* **Assignment**
Pull every line holding the word "Store" from the data below and copy it.
[[ Given records, beginning ]]
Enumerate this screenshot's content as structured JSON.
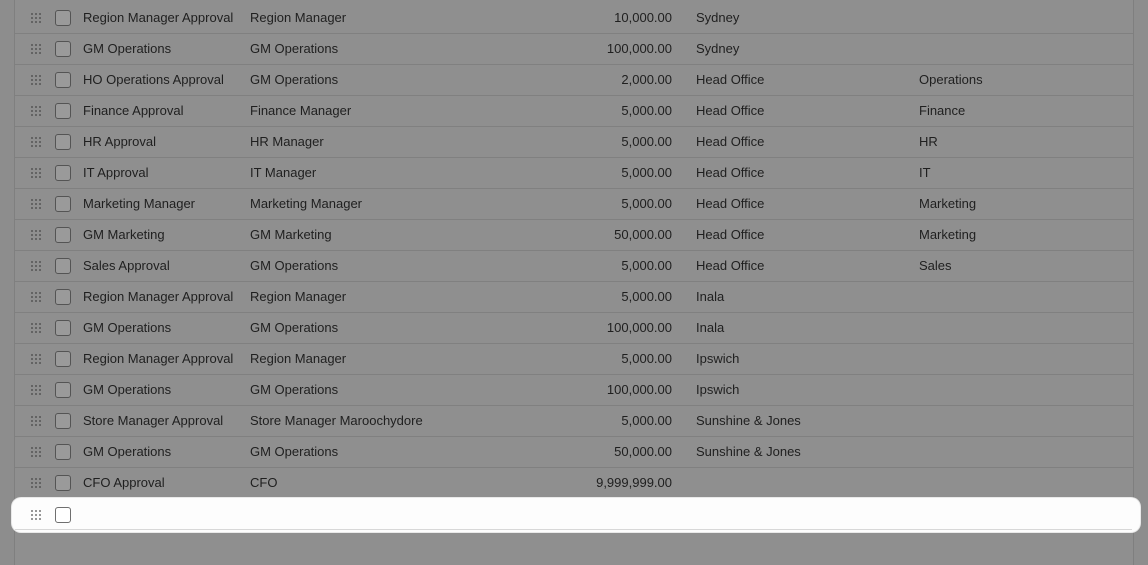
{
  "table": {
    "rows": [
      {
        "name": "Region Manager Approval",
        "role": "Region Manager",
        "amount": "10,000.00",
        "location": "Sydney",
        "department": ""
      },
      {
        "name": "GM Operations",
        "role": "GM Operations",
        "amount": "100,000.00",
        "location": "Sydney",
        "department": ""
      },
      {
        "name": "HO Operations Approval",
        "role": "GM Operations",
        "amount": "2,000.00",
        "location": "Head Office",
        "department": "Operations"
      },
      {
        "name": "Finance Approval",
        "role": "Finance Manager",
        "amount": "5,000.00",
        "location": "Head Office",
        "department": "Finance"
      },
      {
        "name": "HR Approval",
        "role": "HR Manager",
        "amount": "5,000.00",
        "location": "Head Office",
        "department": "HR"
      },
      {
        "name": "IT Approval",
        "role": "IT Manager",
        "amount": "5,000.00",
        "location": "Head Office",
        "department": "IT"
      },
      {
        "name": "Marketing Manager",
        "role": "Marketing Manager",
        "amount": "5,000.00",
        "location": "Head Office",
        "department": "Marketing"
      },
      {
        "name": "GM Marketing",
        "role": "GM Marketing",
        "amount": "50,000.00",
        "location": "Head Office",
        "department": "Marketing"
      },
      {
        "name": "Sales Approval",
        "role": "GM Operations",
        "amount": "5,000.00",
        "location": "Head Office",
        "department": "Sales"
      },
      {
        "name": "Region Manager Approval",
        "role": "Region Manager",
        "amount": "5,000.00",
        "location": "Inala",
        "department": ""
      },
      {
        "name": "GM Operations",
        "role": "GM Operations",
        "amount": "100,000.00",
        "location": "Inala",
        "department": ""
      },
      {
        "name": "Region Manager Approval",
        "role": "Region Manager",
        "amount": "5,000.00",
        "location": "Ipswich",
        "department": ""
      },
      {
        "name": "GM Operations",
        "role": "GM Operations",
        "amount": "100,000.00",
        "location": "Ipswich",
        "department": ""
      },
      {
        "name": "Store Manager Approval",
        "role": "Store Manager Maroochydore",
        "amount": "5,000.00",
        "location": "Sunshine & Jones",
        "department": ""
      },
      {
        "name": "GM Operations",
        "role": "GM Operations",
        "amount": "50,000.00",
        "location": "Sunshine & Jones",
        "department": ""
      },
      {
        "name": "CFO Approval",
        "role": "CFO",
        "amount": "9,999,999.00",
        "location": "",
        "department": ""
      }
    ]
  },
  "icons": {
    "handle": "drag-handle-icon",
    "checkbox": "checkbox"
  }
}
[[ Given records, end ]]
* **Reply to the exercise**
        "name": "Store Manager Approval",
        "role": "Store Manager Maroochydore",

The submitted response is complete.